Anyway, the point I'm making with this whole article is that nobody likes perfection. Perfection is hard to achieve, and often at an awful price.  Look at Lance Armstrong, Mel Gibson, Tiger Woods, Justin's tough to be at the top of your game. Maybe it's better to have a few unsightly issues than to be so rigid that you fissure due to perfection pressure.

We all have inclusions and colorful events that dirty us up a little. Maybe instead of looking at each other with eye lubes, trying desperately to find faults in each other, we could see the other ways we've adorned our lives. Its funny how I love variance, variety, and chaos in nature, yet expect humans to be some robotic form of perfection.  Thank you, God, Guns and Automobiles and diamonds, for making me see the ugliness of perfection, and finding the beauty of imperfection.


  1. It takes talent to parlay God, Guns, selling cars & diamonds into a coherent thought. Bravo.

    I was fortunate enough to know a jewelry store owner well enough to get steered in the right direction on my ring for the Mrs. He actually pointed out the imperfections to me and then gave me a great deal. (Chris - us cheap guys have to stick together)

    1. Yeah, I even lopped off about three hundred really was a difficult piece to actually make a point.

      We should start

  2. Your wife's ring is absolutely beautiful! As far as diamonds go, I just don't understand the need to have the best of the best. Greg had mine set with family diamonds, and he told me that one diamond had a piece of charcoal in it. We looked and looked for that dot of black, and we never saw it up until a few months ago. Even now that I know where it is, I have to really look and twist my hand around to see it. I like that it's not "perfect". It's beautiful and meaningful *with* its imperfections; the same way people are. I love the way you tied all this together and made me think. It's all so true.

    1. Technically, there's some black speck in my wife's diamond as well, but it takes an eye lube to find and realistically, nobody has ever looked at the ring and said, "What's that!" I think if they did I'd tell my wife we can't be friends with that person anymore.

      I'm glad two people think it's tied together...I still think it is two different blogs...

  3. The information about diamonds was interesting-and what you assume most people know about diamonds isn't necessarily the case.
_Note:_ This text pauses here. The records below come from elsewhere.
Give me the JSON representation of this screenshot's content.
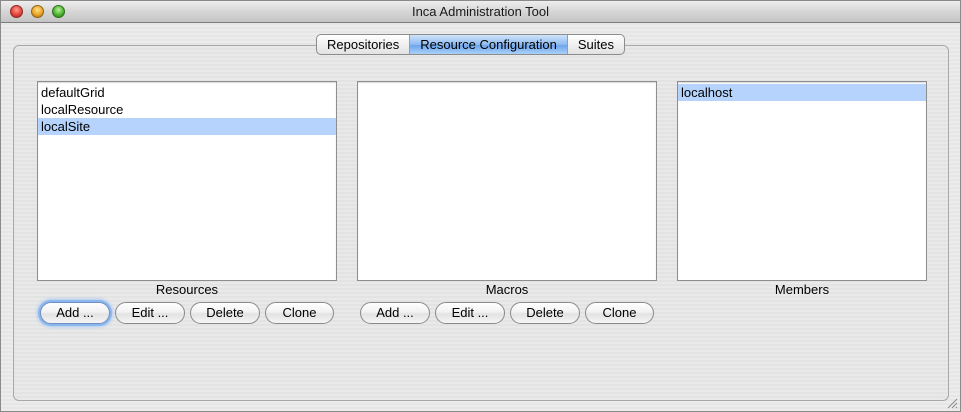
{
  "window": {
    "title": "Inca Administration Tool"
  },
  "tabs": [
    {
      "label": "Repositories",
      "selected": false
    },
    {
      "label": "Resource Configuration",
      "selected": true
    },
    {
      "label": "Suites",
      "selected": false
    }
  ],
  "resources": {
    "label": "Resources",
    "items": [
      "defaultGrid",
      "localResource",
      "localSite"
    ],
    "selected_item": "localSite",
    "buttons": {
      "add": "Add ...",
      "edit": "Edit ...",
      "delete": "Delete",
      "clone": "Clone"
    }
  },
  "macros": {
    "label": "Macros",
    "items": [],
    "buttons": {
      "add": "Add ...",
      "edit": "Edit ...",
      "delete": "Delete",
      "clone": "Clone"
    }
  },
  "members": {
    "label": "Members",
    "items": [
      "localhost"
    ],
    "selected_item": "localhost"
  },
  "colors": {
    "selection": "#b5d3fc",
    "selected_tab": "#8fbcf1"
  }
}
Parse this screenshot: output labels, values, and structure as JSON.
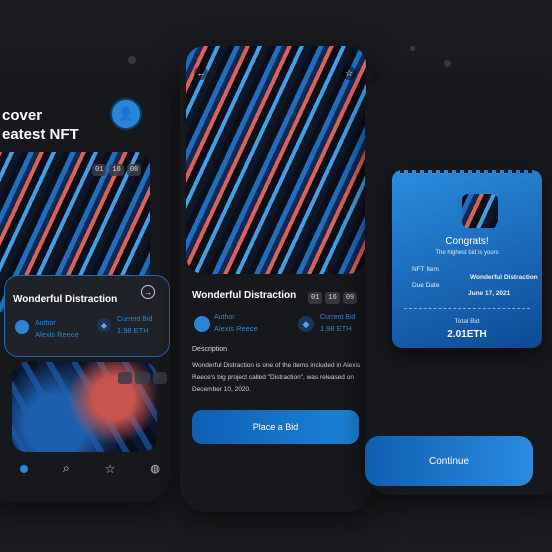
{
  "home": {
    "title_line1": "cover",
    "title_line2": "eatest NFT",
    "avatar": "👤",
    "timer": [
      "01",
      "16",
      "08"
    ],
    "card_title": "Wonderful Distraction",
    "author_label": "Author",
    "author_name": "Alexis Reece",
    "bid_label": "Current Bid",
    "bid_value": "1.98 ETH",
    "timer2": [
      "",
      "",
      ""
    ],
    "nav_icons": [
      "home-icon",
      "search-icon",
      "star-icon",
      "bag-icon"
    ]
  },
  "detail": {
    "title": "Wonderful Distraction",
    "timer": [
      "01",
      "16",
      "09"
    ],
    "author_label": "Author",
    "author_name": "Alexis Reece",
    "bid_label": "Current Bid",
    "bid_value": "1.98 ETH",
    "description_heading": "Description",
    "description": "Wonderful Distraction is one of the items included in Alexis Reece's big project called \"Distraction\", was released on December 10, 2020.",
    "button": "Place a Bid"
  },
  "congrats": {
    "title": "Congrats!",
    "subtitle": "The highest bid is yours",
    "item_label": "NFT Item",
    "item_value": "Wonderful Distraction",
    "date_label": "Due Date",
    "date_value": "June 17, 2021",
    "total_label": "Total Bid",
    "total_value": "2.01ETH",
    "button": "Continue"
  },
  "colors": {
    "background": "#1b1c1f",
    "accent": "#1b85d6",
    "card": "#17181b"
  }
}
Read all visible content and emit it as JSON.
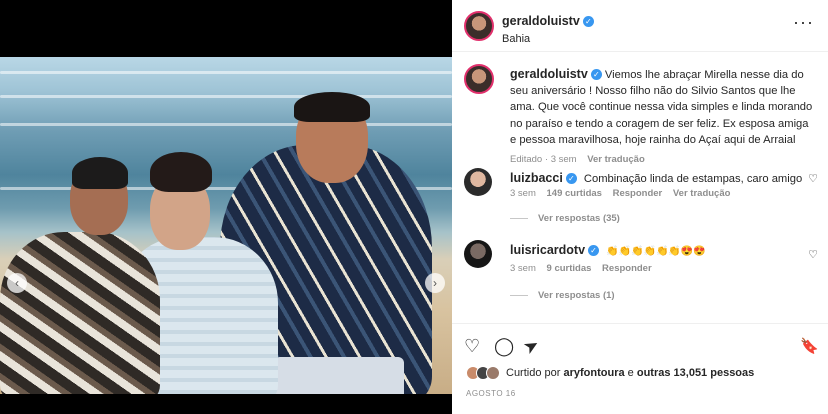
{
  "post": {
    "username": "geraldoluistv",
    "location": "Bahia",
    "more_icon": "···"
  },
  "caption": {
    "username": "geraldoluistv",
    "text": "Viemos lhe abraçar Mirella nesse dia do seu aniversário ! Nosso filho não do Silvio Santos que lhe ama. Que você continue nessa vida simples e linda morando no paraíso e tendo a coragem de ser feliz. Ex esposa amiga e pessoa maravilhosa, hoje rainha do Açaí aqui de Arraial",
    "edited": "Editado",
    "time": "3 sem",
    "translate": "Ver tradução"
  },
  "comments": [
    {
      "username": "luizbacci",
      "text": "Combinação linda de estampas, caro amigo",
      "time": "3 sem",
      "likes": "149 curtidas",
      "reply": "Responder",
      "translate": "Ver tradução",
      "view_replies": "Ver respostas (35)"
    },
    {
      "username": "luisricardotv",
      "text": "👏👏👏👏👏👏😍😍",
      "time": "3 sem",
      "likes": "9 curtidas",
      "reply": "Responder",
      "view_replies": "Ver respostas (1)"
    }
  ],
  "liked_by": {
    "prefix": "Curtido por",
    "user": "aryfontoura",
    "connector": "e",
    "others": "outras 13,051 pessoas"
  },
  "date": "AGOSTO 16",
  "icons": {
    "heart": "♡",
    "comment": "◯",
    "share": "➤",
    "bookmark": "🔖",
    "prev": "‹",
    "next": "›",
    "verified": "✓"
  },
  "colors": {
    "verified": "#3897f0",
    "muted": "#8e8e8e",
    "text": "#262626"
  }
}
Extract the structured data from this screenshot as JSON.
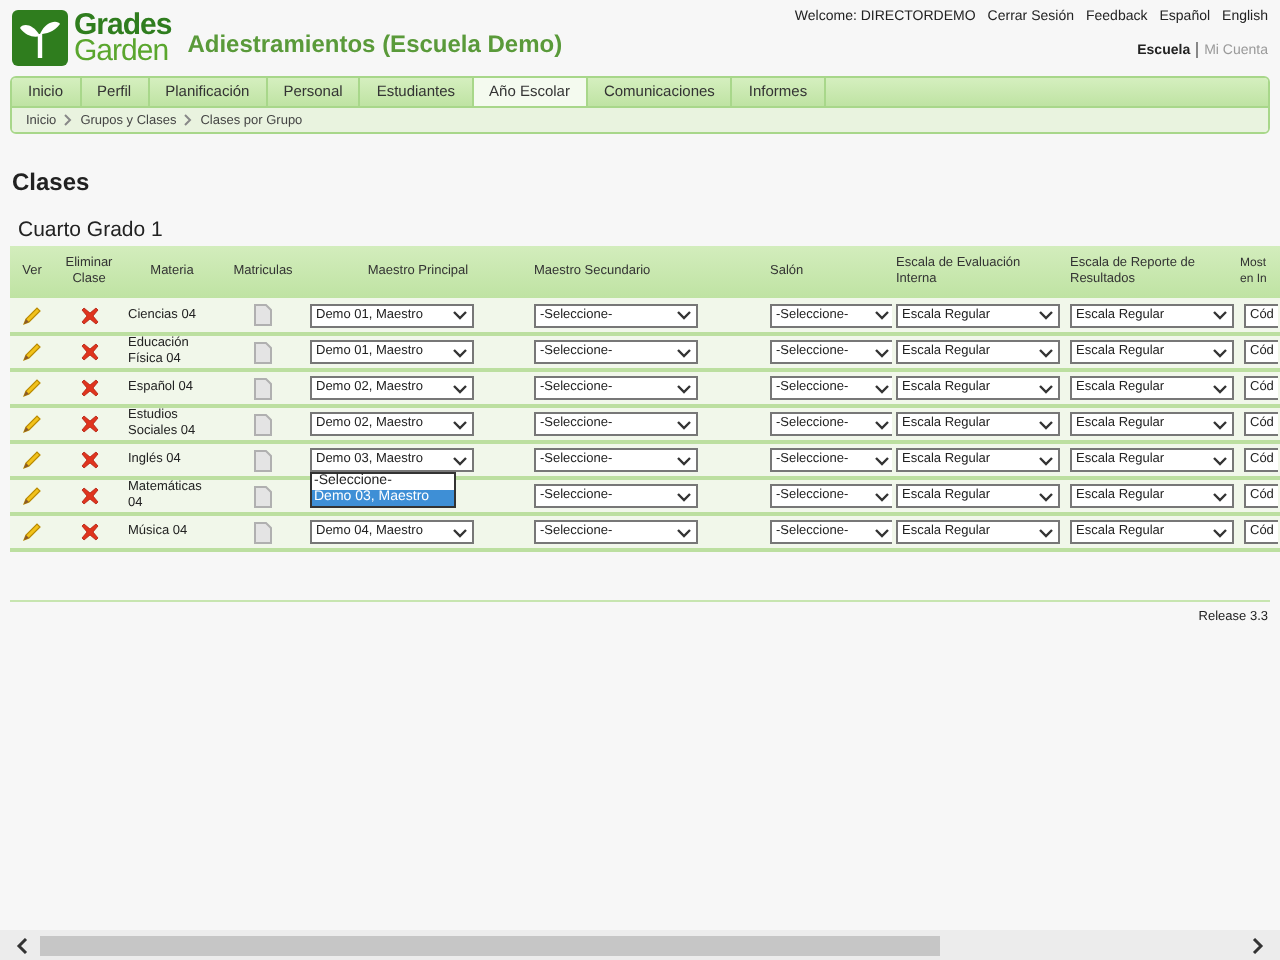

I, for one, being from an anti-materialism era and sub-culture, know practically nothing about diamonds. Though I'm a girl, diamonds are not my best friend, more like a distant relative. But I know I'm a minority. Really, I would much rather be surprised with a trip around the world than with a gift of a perfect diamond (neither of which is happening). The striving for perfection, though, can become crippling in a person and ultimately steal all the life out of living. And rob you from loving, too, because all those imperfect klutzes keep stumbling through your perfectly-assembled world and knocking things over.
    I'm curious about the 300-words that were cut, because I was thinking there could be more development on the subject of perfectionism and its ugly (or seriously flawed) underside.

    1. The extra 300 words was about the formation of diamonds through extreme stress (pressure), heat, and time. How the littlest variable can extremely effect the outcome. How laborious the cutting and polishing process is... In essence, the process of creating the sparkling diamond we see is the result of intense processes. We are all beautiful, just some of us are formed in better conditions than others. IDK, there was a lot more than that...

  4. Flaws make a diamond more interesting, ergo beautiful, in my humble opinion. I have been trying to let go of my perfectionist tendencies for a while (you've probably gathered that from my blog posts beating that horse to death), and I feel much more interesting now that I'm willing to accept that I will never be a "together" person. Nobody likes those people, anyway.

    1. I knew a couple of people who "had it together" and they crashed hard.

      I'm not saying I like basket cases, but people who are a little rough on the edges are usually good people.

  5. Good stuff, Chris.
    BTW, I've got a "loupe" or two around the place, but isn't an "eye lube" some sort of eye drop?